**Task data**
━━━━
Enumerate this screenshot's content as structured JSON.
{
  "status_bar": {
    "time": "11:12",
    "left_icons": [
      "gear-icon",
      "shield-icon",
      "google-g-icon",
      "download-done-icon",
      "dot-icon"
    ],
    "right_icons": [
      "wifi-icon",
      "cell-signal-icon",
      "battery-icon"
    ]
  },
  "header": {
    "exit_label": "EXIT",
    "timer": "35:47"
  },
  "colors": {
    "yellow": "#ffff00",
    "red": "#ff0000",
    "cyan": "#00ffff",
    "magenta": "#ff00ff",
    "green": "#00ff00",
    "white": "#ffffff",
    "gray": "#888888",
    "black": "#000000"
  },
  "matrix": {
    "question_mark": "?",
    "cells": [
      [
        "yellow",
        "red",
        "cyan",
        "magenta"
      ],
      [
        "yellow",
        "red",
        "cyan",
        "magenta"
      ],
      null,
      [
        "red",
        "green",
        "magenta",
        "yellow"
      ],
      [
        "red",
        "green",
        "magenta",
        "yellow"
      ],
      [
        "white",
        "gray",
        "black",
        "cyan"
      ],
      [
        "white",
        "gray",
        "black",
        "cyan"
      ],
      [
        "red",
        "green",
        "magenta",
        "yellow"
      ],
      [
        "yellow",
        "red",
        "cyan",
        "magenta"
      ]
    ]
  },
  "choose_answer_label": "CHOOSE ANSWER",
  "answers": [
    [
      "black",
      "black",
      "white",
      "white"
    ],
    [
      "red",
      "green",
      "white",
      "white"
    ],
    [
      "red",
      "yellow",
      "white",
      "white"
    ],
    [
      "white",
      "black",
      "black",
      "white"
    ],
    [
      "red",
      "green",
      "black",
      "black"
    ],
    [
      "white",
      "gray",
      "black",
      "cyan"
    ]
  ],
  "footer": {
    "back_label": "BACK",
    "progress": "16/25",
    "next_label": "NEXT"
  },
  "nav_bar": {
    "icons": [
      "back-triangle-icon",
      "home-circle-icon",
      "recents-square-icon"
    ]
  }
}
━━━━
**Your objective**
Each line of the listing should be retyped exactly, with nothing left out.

**Solution below**
Enumerate this screenshot's content as structured JSON.
{
  "status_bar": {
    "time": "11:12",
    "left_icons": [
      "gear-icon",
      "shield-icon",
      "google-g-icon",
      "download-done-icon",
      "dot-icon"
    ],
    "right_icons": [
      "wifi-icon",
      "cell-signal-icon",
      "battery-icon"
    ]
  },
  "header": {
    "exit_label": "EXIT",
    "timer": "35:47"
  },
  "colors": {
    "yellow": "#ffff00",
    "red": "#ff0000",
    "cyan": "#00ffff",
    "magenta": "#ff00ff",
    "green": "#00ff00",
    "white": "#ffffff",
    "gray": "#888888",
    "black": "#000000"
  },
  "matrix": {
    "question_mark": "?",
    "cells": [
      [
        "yellow",
        "red",
        "cyan",
        "magenta"
      ],
      [
        "yellow",
        "red",
        "cyan",
        "magenta"
      ],
      null,
      [
        "red",
        "green",
        "magenta",
        "yellow"
      ],
      [
        "red",
        "green",
        "magenta",
        "yellow"
      ],
      [
        "white",
        "gray",
        "black",
        "cyan"
      ],
      [
        "white",
        "gray",
        "black",
        "cyan"
      ],
      [
        "red",
        "green",
        "magenta",
        "yellow"
      ],
      [
        "yellow",
        "red",
        "cyan",
        "magenta"
      ]
    ]
  },
  "choose_answer_label": "CHOOSE ANSWER",
  "answers": [
    [
      "black",
      "black",
      "white",
      "white"
    ],
    [
      "red",
      "green",
      "white",
      "white"
    ],
    [
      "red",
      "yellow",
      "white",
      "white"
    ],
    [
      "white",
      "black",
      "black",
      "white"
    ],
    [
      "red",
      "green",
      "black",
      "black"
    ],
    [
      "white",
      "gray",
      "black",
      "cyan"
    ]
  ],
  "footer": {
    "back_label": "BACK",
    "progress": "16/25",
    "next_label": "NEXT"
  },
  "nav_bar": {
    "icons": [
      "back-triangle-icon",
      "home-circle-icon",
      "recents-square-icon"
    ]
  }
}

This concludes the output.